= Action item =
Every entry has to be restated word for word.

= Records excerpted from a collection =
╭──
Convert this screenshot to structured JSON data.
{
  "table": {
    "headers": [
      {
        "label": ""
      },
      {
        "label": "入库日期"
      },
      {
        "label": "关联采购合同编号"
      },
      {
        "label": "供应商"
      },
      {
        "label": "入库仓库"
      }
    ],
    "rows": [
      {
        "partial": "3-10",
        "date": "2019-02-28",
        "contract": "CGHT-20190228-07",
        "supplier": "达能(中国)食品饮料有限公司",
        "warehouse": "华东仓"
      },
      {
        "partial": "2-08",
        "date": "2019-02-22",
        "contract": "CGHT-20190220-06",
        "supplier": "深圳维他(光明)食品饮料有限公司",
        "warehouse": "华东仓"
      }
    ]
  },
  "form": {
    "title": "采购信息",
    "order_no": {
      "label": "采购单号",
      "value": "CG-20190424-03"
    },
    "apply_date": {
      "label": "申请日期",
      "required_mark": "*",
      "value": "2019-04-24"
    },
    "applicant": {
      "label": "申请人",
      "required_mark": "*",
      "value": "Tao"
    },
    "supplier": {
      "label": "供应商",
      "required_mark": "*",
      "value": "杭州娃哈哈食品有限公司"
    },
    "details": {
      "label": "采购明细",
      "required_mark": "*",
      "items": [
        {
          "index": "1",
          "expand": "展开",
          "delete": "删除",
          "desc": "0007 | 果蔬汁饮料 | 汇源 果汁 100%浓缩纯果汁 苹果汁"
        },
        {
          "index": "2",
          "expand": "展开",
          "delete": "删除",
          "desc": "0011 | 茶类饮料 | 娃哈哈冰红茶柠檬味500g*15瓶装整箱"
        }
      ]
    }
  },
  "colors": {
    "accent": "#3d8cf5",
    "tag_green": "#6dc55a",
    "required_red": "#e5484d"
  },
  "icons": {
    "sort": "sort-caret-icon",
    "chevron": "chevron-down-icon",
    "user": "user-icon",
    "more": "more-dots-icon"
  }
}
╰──
= Exercise solution =
Convert this screenshot to structured JSON data.
{
  "table": {
    "headers": [
      {
        "label": ""
      },
      {
        "label": "入库日期"
      },
      {
        "label": "关联采购合同编号"
      },
      {
        "label": "供应商"
      },
      {
        "label": "入库仓库"
      }
    ],
    "rows": [
      {
        "partial": "3-10",
        "date": "2019-02-28",
        "contract": "CGHT-20190228-07",
        "supplier": "达能(中国)食品饮料有限公司",
        "warehouse": "华东仓"
      },
      {
        "partial": "2-08",
        "date": "2019-02-22",
        "contract": "CGHT-20190220-06",
        "supplier": "深圳维他(光明)食品饮料有限公司",
        "warehouse": "华东仓"
      }
    ]
  },
  "form": {
    "title": "采购信息",
    "order_no": {
      "label": "采购单号",
      "value": "CG-20190424-03"
    },
    "apply_date": {
      "label": "申请日期",
      "required_mark": "*",
      "value": "2019-04-24"
    },
    "applicant": {
      "label": "申请人",
      "required_mark": "*",
      "value": "Tao"
    },
    "supplier": {
      "label": "供应商",
      "required_mark": "*",
      "value": "杭州娃哈哈食品有限公司"
    },
    "details": {
      "label": "采购明细",
      "required_mark": "*",
      "items": [
        {
          "index": "1",
          "expand": "展开",
          "delete": "删除",
          "desc": "0007 | 果蔬汁饮料 | 汇源 果汁 100%浓缩纯果汁 苹果汁"
        },
        {
          "index": "2",
          "expand": "展开",
          "delete": "删除",
          "desc": "0011 | 茶类饮料 | 娃哈哈冰红茶柠檬味500g*15瓶装整箱"
        }
      ]
    }
  },
  "colors": {
    "accent": "#3d8cf5",
    "tag_green": "#6dc55a",
    "required_red": "#e5484d"
  },
  "icons": {
    "sort": "sort-caret-icon",
    "chevron": "chevron-down-icon",
    "user": "user-icon",
    "more": "more-dots-icon"
  }
}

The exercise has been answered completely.